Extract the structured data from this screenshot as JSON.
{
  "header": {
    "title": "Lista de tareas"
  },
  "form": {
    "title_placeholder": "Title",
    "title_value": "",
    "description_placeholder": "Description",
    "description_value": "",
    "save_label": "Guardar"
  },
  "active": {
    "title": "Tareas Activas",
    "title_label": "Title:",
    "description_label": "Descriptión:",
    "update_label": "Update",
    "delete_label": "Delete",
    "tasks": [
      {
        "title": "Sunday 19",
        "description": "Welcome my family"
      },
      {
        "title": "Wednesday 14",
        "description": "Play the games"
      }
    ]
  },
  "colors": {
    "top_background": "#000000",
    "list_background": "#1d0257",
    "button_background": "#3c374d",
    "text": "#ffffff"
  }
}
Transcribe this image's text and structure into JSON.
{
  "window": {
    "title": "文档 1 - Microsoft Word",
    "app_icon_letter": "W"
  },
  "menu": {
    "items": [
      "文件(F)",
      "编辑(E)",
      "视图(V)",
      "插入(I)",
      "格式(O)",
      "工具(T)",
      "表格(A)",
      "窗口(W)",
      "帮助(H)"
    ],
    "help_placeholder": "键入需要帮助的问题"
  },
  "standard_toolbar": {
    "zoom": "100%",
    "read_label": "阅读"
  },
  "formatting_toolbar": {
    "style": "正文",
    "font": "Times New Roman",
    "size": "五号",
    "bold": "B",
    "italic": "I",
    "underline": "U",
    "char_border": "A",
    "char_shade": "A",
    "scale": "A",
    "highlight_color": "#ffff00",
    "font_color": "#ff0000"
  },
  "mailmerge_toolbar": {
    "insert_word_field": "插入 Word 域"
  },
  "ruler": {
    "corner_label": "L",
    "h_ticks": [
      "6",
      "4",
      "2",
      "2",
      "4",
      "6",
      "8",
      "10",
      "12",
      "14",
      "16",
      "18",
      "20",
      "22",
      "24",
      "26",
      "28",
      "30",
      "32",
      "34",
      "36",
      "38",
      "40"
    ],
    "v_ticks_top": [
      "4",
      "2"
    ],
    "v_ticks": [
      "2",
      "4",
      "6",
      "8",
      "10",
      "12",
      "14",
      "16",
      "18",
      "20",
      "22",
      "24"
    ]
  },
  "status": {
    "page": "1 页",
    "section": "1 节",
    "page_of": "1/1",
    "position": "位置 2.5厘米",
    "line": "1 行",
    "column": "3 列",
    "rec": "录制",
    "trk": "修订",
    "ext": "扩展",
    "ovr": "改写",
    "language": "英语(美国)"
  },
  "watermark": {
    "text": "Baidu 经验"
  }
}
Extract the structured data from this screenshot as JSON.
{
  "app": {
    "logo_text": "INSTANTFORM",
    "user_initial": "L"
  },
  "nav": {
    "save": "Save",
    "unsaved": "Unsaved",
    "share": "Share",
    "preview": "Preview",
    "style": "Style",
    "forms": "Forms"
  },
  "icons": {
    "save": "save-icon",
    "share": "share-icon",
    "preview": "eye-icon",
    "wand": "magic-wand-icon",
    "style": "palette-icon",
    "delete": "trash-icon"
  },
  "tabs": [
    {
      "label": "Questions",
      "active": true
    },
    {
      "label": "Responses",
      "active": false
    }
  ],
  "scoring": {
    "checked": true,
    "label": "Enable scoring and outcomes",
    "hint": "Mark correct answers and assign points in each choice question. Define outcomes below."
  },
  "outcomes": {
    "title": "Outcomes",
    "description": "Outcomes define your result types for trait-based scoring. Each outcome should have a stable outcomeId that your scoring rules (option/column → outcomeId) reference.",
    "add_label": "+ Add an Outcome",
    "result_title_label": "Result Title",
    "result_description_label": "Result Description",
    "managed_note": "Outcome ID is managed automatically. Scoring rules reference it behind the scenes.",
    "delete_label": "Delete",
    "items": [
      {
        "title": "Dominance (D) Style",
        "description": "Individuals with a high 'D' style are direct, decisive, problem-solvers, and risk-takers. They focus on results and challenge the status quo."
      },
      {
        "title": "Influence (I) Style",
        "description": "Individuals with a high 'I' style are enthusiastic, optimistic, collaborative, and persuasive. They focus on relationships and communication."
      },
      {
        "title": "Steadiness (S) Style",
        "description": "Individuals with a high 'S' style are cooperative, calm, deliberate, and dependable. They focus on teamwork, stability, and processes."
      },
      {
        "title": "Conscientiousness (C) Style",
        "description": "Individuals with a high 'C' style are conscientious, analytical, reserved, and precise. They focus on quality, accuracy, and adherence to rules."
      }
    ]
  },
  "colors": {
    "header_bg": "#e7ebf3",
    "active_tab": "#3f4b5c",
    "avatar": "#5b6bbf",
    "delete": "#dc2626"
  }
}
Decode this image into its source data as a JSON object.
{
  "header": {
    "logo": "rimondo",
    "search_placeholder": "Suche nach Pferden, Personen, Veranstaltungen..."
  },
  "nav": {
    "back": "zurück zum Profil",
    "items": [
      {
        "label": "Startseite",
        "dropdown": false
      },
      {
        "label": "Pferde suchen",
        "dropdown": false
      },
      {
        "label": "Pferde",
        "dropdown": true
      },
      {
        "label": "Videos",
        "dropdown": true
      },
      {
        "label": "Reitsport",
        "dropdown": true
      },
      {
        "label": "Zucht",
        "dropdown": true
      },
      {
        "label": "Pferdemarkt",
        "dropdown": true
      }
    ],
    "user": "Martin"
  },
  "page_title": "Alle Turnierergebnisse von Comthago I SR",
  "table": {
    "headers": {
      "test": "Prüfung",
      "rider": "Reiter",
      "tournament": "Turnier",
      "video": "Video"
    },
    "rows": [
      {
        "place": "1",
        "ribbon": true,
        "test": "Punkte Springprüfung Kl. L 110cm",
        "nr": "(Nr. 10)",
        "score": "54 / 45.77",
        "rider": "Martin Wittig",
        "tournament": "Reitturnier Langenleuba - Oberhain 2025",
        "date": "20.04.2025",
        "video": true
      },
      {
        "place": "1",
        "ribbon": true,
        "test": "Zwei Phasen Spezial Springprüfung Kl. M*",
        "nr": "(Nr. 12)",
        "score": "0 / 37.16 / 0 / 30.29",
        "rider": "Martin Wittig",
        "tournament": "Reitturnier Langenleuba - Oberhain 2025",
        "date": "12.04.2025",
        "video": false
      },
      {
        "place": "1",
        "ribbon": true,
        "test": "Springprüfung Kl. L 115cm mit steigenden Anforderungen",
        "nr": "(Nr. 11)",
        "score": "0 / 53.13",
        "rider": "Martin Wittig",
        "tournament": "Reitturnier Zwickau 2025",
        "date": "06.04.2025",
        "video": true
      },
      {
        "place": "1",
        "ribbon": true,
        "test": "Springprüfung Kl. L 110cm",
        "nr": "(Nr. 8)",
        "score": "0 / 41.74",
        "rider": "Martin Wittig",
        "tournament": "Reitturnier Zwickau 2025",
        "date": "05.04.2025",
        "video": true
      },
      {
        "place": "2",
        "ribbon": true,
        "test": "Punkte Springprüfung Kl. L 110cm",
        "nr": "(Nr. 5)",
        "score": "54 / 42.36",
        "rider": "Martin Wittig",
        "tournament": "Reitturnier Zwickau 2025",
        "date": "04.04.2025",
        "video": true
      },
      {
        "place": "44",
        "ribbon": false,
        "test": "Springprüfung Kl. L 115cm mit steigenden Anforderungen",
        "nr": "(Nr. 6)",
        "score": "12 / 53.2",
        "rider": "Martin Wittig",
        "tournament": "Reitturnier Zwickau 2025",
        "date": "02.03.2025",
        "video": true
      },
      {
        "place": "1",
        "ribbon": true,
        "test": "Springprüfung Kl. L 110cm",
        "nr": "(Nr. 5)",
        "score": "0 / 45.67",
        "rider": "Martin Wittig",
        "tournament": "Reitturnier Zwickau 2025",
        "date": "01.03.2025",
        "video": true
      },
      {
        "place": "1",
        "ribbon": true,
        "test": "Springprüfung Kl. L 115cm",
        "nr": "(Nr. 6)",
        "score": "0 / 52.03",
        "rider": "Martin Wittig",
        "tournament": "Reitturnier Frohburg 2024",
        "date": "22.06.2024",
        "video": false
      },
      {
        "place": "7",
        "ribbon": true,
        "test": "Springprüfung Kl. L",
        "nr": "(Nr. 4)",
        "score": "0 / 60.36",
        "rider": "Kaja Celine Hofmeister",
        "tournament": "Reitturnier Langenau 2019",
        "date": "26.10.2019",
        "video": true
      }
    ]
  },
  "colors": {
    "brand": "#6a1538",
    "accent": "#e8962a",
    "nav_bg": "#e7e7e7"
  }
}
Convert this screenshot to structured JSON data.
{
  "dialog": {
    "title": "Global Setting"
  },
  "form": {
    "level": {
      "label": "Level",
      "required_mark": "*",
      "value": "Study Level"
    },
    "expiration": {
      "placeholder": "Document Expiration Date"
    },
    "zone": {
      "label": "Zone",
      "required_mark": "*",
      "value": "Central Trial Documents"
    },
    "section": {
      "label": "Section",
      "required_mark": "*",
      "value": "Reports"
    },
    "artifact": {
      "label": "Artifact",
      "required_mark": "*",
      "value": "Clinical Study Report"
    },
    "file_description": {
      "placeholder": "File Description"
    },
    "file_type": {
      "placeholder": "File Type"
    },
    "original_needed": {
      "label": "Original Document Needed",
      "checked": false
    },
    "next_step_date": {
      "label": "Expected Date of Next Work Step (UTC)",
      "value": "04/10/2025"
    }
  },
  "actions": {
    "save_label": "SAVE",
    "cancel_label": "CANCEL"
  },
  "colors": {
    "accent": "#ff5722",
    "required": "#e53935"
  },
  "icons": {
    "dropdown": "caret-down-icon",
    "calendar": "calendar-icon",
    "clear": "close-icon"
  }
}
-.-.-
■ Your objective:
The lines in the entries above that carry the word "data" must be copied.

■ Answer box:
Extract the structured data from this screenshot as JSON.
Extract the structured data from this screenshot as JSON.
Decode this image into its source data as a JSON object.
Convert this screenshot to structured JSON data.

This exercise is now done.